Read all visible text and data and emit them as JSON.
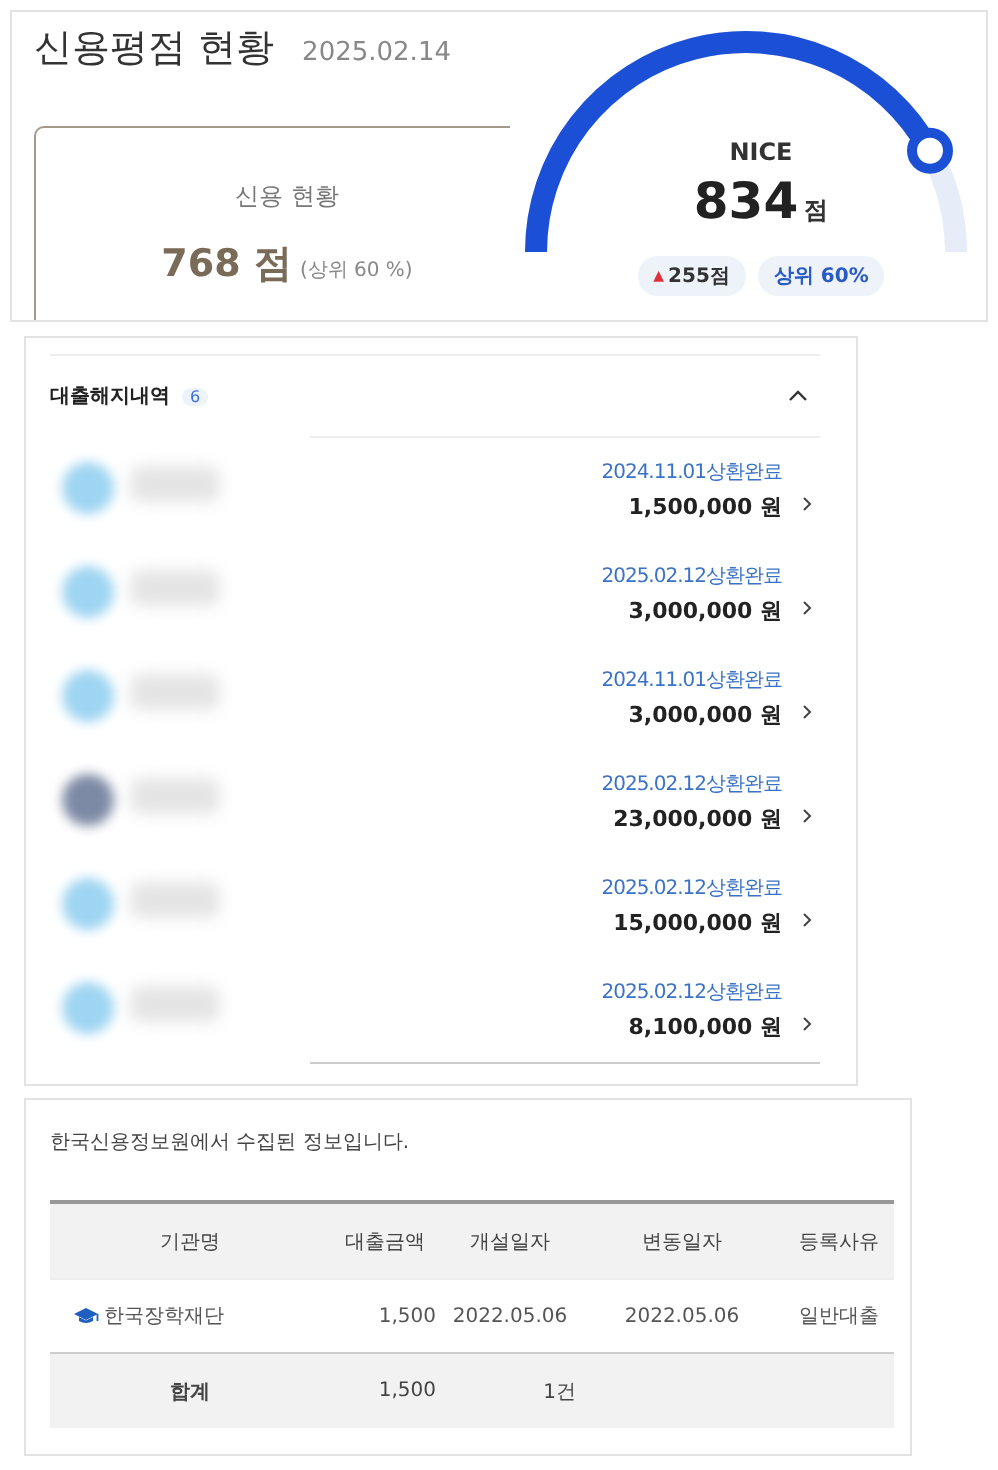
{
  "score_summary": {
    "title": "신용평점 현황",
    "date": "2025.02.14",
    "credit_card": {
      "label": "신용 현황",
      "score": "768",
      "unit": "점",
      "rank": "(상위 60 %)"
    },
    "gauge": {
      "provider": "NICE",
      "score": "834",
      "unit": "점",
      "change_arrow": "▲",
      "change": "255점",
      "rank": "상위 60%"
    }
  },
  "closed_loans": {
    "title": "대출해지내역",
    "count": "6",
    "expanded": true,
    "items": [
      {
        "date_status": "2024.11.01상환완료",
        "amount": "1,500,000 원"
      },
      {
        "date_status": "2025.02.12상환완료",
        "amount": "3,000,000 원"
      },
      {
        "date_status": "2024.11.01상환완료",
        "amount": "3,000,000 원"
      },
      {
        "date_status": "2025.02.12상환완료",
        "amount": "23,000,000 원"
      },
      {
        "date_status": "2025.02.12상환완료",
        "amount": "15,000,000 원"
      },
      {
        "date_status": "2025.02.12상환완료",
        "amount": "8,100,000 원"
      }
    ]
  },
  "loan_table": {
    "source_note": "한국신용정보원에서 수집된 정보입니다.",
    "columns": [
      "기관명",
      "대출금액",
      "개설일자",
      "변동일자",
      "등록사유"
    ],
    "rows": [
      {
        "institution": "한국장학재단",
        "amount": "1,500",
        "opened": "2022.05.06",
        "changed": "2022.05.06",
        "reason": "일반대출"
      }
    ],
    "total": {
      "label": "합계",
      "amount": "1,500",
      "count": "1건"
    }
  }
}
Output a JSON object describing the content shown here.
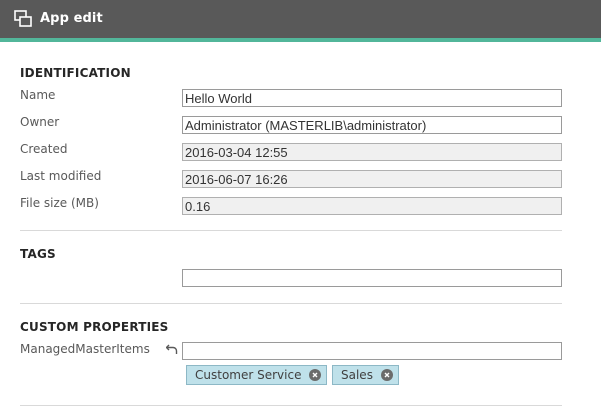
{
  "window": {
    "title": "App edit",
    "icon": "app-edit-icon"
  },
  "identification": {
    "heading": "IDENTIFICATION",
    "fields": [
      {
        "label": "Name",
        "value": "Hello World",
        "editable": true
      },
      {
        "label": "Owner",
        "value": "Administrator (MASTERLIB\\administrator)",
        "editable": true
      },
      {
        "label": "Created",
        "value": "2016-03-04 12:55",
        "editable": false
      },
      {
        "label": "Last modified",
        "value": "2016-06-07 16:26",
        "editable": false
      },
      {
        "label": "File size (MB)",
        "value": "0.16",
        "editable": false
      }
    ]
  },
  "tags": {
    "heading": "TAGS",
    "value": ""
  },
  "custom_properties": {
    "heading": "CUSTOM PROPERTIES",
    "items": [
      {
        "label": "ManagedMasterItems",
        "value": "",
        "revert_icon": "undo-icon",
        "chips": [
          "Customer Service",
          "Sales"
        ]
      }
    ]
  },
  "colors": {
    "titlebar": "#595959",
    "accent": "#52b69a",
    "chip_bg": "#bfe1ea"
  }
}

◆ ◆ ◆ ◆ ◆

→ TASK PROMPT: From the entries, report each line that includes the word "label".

→ SOLUTION FOR THIS PROBLEM:
      "label": "신용 현황",
      "label": "합계",
        "label": "Name",
        "label": "Owner",
        "label": "Created",
        "label": "Last modified",
        "label": "File size (MB)",
        "label": "ManagedMasterItems",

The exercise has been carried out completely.